[Items from an interface collection]
· · · ·
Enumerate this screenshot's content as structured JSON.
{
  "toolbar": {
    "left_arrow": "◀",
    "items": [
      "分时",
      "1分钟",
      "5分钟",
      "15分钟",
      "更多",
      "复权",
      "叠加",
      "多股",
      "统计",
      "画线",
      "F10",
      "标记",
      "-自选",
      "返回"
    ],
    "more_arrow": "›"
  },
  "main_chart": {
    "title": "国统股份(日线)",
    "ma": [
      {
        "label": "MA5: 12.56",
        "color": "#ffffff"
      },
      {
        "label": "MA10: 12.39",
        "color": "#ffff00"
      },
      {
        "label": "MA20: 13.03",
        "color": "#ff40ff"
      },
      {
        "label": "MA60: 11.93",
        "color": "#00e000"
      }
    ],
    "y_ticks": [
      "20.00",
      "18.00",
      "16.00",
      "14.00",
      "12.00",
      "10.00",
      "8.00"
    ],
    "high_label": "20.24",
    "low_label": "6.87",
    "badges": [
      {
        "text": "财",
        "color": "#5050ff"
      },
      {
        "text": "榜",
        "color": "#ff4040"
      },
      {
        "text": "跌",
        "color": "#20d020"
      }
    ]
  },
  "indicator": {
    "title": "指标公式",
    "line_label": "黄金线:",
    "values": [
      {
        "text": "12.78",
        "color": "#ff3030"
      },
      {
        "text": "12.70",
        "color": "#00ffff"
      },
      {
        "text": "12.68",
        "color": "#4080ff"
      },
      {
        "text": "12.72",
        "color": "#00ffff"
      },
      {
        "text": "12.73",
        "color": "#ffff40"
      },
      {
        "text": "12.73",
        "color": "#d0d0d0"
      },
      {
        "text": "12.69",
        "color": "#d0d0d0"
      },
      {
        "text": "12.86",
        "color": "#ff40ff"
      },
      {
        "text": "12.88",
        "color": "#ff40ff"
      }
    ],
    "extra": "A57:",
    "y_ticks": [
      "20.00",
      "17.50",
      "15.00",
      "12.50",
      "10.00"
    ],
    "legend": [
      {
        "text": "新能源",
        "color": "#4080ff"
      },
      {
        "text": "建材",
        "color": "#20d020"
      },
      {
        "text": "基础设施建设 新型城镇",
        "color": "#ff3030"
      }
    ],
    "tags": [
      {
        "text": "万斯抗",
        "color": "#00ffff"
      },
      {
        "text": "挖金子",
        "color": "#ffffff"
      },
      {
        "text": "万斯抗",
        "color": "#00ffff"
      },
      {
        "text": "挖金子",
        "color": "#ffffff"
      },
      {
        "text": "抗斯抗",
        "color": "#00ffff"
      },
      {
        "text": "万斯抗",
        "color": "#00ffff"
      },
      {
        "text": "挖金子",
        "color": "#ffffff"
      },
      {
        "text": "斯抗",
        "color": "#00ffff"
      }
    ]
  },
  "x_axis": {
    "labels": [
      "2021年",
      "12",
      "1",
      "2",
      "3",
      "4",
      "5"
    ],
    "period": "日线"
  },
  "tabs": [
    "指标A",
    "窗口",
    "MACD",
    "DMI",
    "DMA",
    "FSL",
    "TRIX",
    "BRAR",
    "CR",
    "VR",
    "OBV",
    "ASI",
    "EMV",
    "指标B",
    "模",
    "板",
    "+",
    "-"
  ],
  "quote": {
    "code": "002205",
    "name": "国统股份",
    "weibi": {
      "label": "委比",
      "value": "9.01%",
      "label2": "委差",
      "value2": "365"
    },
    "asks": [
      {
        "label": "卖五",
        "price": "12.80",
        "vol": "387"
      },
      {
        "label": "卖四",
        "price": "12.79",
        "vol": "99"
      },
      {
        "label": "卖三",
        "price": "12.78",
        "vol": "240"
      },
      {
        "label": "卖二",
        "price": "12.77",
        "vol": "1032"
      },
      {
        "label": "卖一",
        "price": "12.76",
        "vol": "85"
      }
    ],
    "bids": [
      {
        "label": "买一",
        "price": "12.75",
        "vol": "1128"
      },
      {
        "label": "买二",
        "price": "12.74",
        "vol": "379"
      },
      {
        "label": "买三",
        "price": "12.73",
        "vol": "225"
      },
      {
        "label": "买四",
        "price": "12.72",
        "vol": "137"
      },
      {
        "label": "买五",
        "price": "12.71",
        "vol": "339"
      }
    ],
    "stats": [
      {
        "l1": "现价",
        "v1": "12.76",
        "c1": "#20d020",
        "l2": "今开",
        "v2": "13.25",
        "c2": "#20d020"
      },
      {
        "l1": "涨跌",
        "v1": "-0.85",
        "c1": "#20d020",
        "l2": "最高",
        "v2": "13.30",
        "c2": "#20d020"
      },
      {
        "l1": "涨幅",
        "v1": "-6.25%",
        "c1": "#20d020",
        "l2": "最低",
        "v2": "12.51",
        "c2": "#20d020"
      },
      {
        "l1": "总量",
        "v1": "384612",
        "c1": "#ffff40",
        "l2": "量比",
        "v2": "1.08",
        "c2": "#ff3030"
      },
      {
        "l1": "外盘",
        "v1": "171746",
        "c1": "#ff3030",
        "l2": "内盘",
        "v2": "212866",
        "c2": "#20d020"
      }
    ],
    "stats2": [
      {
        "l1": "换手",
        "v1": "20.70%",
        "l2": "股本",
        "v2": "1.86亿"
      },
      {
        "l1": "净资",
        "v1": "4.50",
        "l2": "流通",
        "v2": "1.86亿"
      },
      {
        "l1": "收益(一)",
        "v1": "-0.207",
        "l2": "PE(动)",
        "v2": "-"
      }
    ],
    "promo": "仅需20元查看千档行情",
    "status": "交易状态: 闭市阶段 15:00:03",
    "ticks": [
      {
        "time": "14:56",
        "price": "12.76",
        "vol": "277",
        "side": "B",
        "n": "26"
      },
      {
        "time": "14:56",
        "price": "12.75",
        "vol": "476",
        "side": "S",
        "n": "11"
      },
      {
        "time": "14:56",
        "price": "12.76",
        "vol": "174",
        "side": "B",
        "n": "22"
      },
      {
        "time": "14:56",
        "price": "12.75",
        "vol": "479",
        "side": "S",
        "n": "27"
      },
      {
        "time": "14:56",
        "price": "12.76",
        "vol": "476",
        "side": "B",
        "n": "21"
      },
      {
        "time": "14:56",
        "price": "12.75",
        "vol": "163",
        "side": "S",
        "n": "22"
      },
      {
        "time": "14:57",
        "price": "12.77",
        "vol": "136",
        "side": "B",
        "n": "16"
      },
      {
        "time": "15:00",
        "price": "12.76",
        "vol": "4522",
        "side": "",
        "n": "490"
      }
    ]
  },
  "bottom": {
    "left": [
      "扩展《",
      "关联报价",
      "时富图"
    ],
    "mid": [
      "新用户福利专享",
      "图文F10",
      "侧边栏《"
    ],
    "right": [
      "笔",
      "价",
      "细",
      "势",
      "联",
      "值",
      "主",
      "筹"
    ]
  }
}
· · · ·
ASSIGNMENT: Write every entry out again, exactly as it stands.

YOUR SOLUTION:
Enumerate this screenshot's content as structured JSON.
{
  "toolbar": {
    "left_arrow": "◀",
    "items": [
      "分时",
      "1分钟",
      "5分钟",
      "15分钟",
      "更多",
      "复权",
      "叠加",
      "多股",
      "统计",
      "画线",
      "F10",
      "标记",
      "-自选",
      "返回"
    ],
    "more_arrow": "›"
  },
  "main_chart": {
    "title": "国统股份(日线)",
    "ma": [
      {
        "label": "MA5: 12.56",
        "color": "#ffffff"
      },
      {
        "label": "MA10: 12.39",
        "color": "#ffff00"
      },
      {
        "label": "MA20: 13.03",
        "color": "#ff40ff"
      },
      {
        "label": "MA60: 11.93",
        "color": "#00e000"
      }
    ],
    "y_ticks": [
      "20.00",
      "18.00",
      "16.00",
      "14.00",
      "12.00",
      "10.00",
      "8.00"
    ],
    "high_label": "20.24",
    "low_label": "6.87",
    "badges": [
      {
        "text": "财",
        "color": "#5050ff"
      },
      {
        "text": "榜",
        "color": "#ff4040"
      },
      {
        "text": "跌",
        "color": "#20d020"
      }
    ]
  },
  "indicator": {
    "title": "指标公式",
    "line_label": "黄金线:",
    "values": [
      {
        "text": "12.78",
        "color": "#ff3030"
      },
      {
        "text": "12.70",
        "color": "#00ffff"
      },
      {
        "text": "12.68",
        "color": "#4080ff"
      },
      {
        "text": "12.72",
        "color": "#00ffff"
      },
      {
        "text": "12.73",
        "color": "#ffff40"
      },
      {
        "text": "12.73",
        "color": "#d0d0d0"
      },
      {
        "text": "12.69",
        "color": "#d0d0d0"
      },
      {
        "text": "12.86",
        "color": "#ff40ff"
      },
      {
        "text": "12.88",
        "color": "#ff40ff"
      }
    ],
    "extra": "A57:",
    "y_ticks": [
      "20.00",
      "17.50",
      "15.00",
      "12.50",
      "10.00"
    ],
    "legend": [
      {
        "text": "新能源",
        "color": "#4080ff"
      },
      {
        "text": "建材",
        "color": "#20d020"
      },
      {
        "text": "基础设施建设 新型城镇",
        "color": "#ff3030"
      }
    ],
    "tags": [
      {
        "text": "万斯抗",
        "color": "#00ffff"
      },
      {
        "text": "挖金子",
        "color": "#ffffff"
      },
      {
        "text": "万斯抗",
        "color": "#00ffff"
      },
      {
        "text": "挖金子",
        "color": "#ffffff"
      },
      {
        "text": "抗斯抗",
        "color": "#00ffff"
      },
      {
        "text": "万斯抗",
        "color": "#00ffff"
      },
      {
        "text": "挖金子",
        "color": "#ffffff"
      },
      {
        "text": "斯抗",
        "color": "#00ffff"
      }
    ]
  },
  "x_axis": {
    "labels": [
      "2021年",
      "12",
      "1",
      "2",
      "3",
      "4",
      "5"
    ],
    "period": "日线"
  },
  "tabs": [
    "指标A",
    "窗口",
    "MACD",
    "DMI",
    "DMA",
    "FSL",
    "TRIX",
    "BRAR",
    "CR",
    "VR",
    "OBV",
    "ASI",
    "EMV",
    "指标B",
    "模",
    "板",
    "+",
    "-"
  ],
  "quote": {
    "code": "002205",
    "name": "国统股份",
    "weibi": {
      "label": "委比",
      "value": "9.01%",
      "label2": "委差",
      "value2": "365"
    },
    "asks": [
      {
        "label": "卖五",
        "price": "12.80",
        "vol": "387"
      },
      {
        "label": "卖四",
        "price": "12.79",
        "vol": "99"
      },
      {
        "label": "卖三",
        "price": "12.78",
        "vol": "240"
      },
      {
        "label": "卖二",
        "price": "12.77",
        "vol": "1032"
      },
      {
        "label": "卖一",
        "price": "12.76",
        "vol": "85"
      }
    ],
    "bids": [
      {
        "label": "买一",
        "price": "12.75",
        "vol": "1128"
      },
      {
        "label": "买二",
        "price": "12.74",
        "vol": "379"
      },
      {
        "label": "买三",
        "price": "12.73",
        "vol": "225"
      },
      {
        "label": "买四",
        "price": "12.72",
        "vol": "137"
      },
      {
        "label": "买五",
        "price": "12.71",
        "vol": "339"
      }
    ],
    "stats": [
      {
        "l1": "现价",
        "v1": "12.76",
        "c1": "#20d020",
        "l2": "今开",
        "v2": "13.25",
        "c2": "#20d020"
      },
      {
        "l1": "涨跌",
        "v1": "-0.85",
        "c1": "#20d020",
        "l2": "最高",
        "v2": "13.30",
        "c2": "#20d020"
      },
      {
        "l1": "涨幅",
        "v1": "-6.25%",
        "c1": "#20d020",
        "l2": "最低",
        "v2": "12.51",
        "c2": "#20d020"
      },
      {
        "l1": "总量",
        "v1": "384612",
        "c1": "#ffff40",
        "l2": "量比",
        "v2": "1.08",
        "c2": "#ff3030"
      },
      {
        "l1": "外盘",
        "v1": "171746",
        "c1": "#ff3030",
        "l2": "内盘",
        "v2": "212866",
        "c2": "#20d020"
      }
    ],
    "stats2": [
      {
        "l1": "换手",
        "v1": "20.70%",
        "l2": "股本",
        "v2": "1.86亿"
      },
      {
        "l1": "净资",
        "v1": "4.50",
        "l2": "流通",
        "v2": "1.86亿"
      },
      {
        "l1": "收益(一)",
        "v1": "-0.207",
        "l2": "PE(动)",
        "v2": "-"
      }
    ],
    "promo": "仅需20元查看千档行情",
    "status": "交易状态: 闭市阶段 15:00:03",
    "ticks": [
      {
        "time": "14:56",
        "price": "12.76",
        "vol": "277",
        "side": "B",
        "n": "26"
      },
      {
        "time": "14:56",
        "price": "12.75",
        "vol": "476",
        "side": "S",
        "n": "11"
      },
      {
        "time": "14:56",
        "price": "12.76",
        "vol": "174",
        "side": "B",
        "n": "22"
      },
      {
        "time": "14:56",
        "price": "12.75",
        "vol": "479",
        "side": "S",
        "n": "27"
      },
      {
        "time": "14:56",
        "price": "12.76",
        "vol": "476",
        "side": "B",
        "n": "21"
      },
      {
        "time": "14:56",
        "price": "12.75",
        "vol": "163",
        "side": "S",
        "n": "22"
      },
      {
        "time": "14:57",
        "price": "12.77",
        "vol": "136",
        "side": "B",
        "n": "16"
      },
      {
        "time": "15:00",
        "price": "12.76",
        "vol": "4522",
        "side": "",
        "n": "490"
      }
    ]
  },
  "bottom": {
    "left": [
      "扩展《",
      "关联报价",
      "时富图"
    ],
    "mid": [
      "新用户福利专享",
      "图文F10",
      "侧边栏《"
    ],
    "right": [
      "笔",
      "价",
      "细",
      "势",
      "联",
      "值",
      "主",
      "筹"
    ]
  }
}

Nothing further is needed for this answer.